You’ll find that, in this case at least, absence really does make the heart grow fonder.
To get recognition right, you must have …
Informal rewards—everything from
“If you just set out to be
liked, you would be prepared to compromise on anything at any time, and you would achieve nothing.”
— Margaret Thatcher, former British prime minister
Giving praise without a purpose is like a boat with holes in it. It just doesn’t float.
Recognition is not about being nice; it’s about results. So, before you make a single award presentation, sit down and figure out what you want to accomplish. Don’t hold back; imagine your ideal future. Then consider these specifics:
What do our
What does the company value?
What do our
What is our basic purpose?
What is our competitive situation?
What will make us more productive, more
Once you’ve got a plan, put it into action through recognition.
Employeescan write the book on procedures. Let them!
Here’s a great way to show employees that you are listening: interview your staff and capture their wisdom about “how we get things done around here” on paper. Put the thoughts together in an organized manner and hand it out to new hires when they start.
Your new people will benefit from the
This reward really hits the spot.
For a team reward, bring in a massage therapist and
This award program will get their hearts racing.
Set goals for individuals to get fit. Reward
The need for
In a 1949 study, employees were asked to rank the rewards of their jobs. Then their managers were asked to rank what they believed the employees wanted. Highest on the employees’ lists were (1) feeling appreciated and 2) feeling that they were being informed about things that were happening. Managers were blown away. They had believed their
In fact, most managers had no idea how highly their employees valued appreciation.
The study was repeated in the 1980s and again recently. The result? Each time, the findings were exactly the same.
The Carrot Principle: How the Best Managers Use Recognition to Engage Their People, Retain Talent, and Accelerate Performance [Updated & Revised]
The Orange Revolution: How One Great Team Can Transform an Entire Organization

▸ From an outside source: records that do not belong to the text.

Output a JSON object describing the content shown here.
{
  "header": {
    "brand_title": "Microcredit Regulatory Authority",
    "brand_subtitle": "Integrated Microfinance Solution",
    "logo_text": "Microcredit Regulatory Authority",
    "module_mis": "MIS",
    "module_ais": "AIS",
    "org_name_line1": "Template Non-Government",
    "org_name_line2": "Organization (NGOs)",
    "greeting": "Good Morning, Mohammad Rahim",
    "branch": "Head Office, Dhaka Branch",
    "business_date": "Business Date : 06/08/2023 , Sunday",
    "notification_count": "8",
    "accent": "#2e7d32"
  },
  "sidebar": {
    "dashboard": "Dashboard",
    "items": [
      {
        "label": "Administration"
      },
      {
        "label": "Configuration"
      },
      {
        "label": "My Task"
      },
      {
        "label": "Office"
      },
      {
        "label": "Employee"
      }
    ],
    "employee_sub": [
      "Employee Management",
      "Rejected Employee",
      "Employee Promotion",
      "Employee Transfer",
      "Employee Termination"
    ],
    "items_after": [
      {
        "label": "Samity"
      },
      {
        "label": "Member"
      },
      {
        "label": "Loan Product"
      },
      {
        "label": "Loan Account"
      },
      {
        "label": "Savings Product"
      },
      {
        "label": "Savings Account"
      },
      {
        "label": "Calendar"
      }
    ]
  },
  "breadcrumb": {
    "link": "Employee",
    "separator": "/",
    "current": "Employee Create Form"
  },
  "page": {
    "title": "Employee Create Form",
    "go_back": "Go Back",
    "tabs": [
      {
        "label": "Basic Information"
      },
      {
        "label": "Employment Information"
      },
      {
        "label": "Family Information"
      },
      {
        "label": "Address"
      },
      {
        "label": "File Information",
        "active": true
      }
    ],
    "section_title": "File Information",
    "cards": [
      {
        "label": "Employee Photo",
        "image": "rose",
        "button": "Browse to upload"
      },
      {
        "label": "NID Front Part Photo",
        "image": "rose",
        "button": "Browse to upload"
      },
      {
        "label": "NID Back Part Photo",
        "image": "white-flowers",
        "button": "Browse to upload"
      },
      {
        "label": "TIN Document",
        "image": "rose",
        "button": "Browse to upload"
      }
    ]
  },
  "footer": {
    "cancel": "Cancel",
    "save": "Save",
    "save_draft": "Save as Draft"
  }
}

All In: How the Best Managers Create a Culture of Belief and Drive Big Results
The 24-Carrot Manager: A Remarkable Story of How a Leader Can Unleash Human Potential